In the after math of the AIDs scare of the late 80’s, school board officials sought to create a health class curriculum that would cover sex education. This was a hot topic in the 90’s and it brought about the questions of sex education and whether it is the schools responsibility or the parents to educate their children. In Rush Limbaugh’s “Condoms: The New Diploma”, from his 1992 book titled The Way Things Ought to Be, Limbaugh claims that condom distribution promotes sexual activities in teens. Though Limbaugh provides readers with compelling arguments, readers can easily refute him and discredit his evidence.
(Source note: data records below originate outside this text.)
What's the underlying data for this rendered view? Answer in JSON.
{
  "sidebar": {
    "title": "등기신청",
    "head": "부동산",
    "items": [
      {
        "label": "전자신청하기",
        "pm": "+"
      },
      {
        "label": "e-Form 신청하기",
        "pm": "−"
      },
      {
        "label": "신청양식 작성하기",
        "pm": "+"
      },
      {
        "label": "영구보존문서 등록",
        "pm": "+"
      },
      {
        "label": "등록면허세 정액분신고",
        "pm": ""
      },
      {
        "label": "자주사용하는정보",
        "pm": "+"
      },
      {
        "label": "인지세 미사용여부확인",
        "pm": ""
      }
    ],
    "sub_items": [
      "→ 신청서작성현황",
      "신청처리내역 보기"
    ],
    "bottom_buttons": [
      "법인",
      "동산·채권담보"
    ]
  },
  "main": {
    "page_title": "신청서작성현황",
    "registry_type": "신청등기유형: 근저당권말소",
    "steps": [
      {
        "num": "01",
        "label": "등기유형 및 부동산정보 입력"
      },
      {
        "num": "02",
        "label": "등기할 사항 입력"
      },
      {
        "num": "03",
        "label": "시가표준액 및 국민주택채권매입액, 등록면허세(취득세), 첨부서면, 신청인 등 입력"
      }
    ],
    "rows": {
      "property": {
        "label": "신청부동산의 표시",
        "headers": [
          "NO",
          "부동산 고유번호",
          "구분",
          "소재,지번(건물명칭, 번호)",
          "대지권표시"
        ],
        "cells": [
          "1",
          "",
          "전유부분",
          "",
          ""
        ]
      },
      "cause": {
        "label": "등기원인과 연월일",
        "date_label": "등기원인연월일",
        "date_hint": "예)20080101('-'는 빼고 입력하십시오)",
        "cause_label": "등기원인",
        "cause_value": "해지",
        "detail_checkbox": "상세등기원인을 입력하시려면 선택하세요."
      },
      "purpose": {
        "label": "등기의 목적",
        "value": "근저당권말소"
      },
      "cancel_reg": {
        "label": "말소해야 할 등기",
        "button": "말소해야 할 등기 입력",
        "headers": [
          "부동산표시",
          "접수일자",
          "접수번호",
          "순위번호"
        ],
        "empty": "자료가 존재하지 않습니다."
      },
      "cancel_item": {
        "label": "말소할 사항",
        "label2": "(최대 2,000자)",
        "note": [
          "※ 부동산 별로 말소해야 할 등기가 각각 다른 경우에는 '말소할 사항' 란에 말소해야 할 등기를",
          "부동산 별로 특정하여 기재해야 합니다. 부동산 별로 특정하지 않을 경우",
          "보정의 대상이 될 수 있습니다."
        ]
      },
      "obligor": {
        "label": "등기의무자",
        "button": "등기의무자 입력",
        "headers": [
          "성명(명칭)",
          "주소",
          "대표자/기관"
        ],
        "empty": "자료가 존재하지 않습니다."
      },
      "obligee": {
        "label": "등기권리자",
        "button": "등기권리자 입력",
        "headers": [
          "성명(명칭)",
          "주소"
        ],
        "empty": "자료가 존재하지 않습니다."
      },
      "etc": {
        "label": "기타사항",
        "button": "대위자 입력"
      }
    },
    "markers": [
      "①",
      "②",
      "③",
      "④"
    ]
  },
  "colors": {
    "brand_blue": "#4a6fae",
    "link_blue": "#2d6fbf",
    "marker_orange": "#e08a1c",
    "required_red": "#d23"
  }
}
In Limbaugh’s exert, he attempts to refute the opposition argument that young people will inevitably have sex and need condoms. Limbaugh then provides readers with a rhetorical example with a boy who tries to sleep with a girl using a condom he got from the school. This is intended to demonstrate his belief that schools distribution of condoms will promote teenagers to have sex. He then provides his definition of gender sex roles. He explains that men are aggressors, while females are defenseless and need protection. Limbaugh then makes the claim that sex has negative consequences, using Magic Johnson to support his claim. He also goes on to say that the fact that risky sex can lead to AIDs or other harmful diseases; it is these consequences that need to be taught to teens. Limbaugh continues his argument by claiming that people who oppose teaching abstinence are dishonest. As examples he uses two cases one from NYC and Jacksonville, Fl. Limbaugh goes on to express that there is a culture war and those who oppose him are dishonest and selfish in their pursuits of the culture war. He then starts the beginning of his closing statements by claiming condoms are not effective. He attempts to show his opposition as being ridiculous as his opposer’s response to correlation between changing sex ed. and teen pregnancy.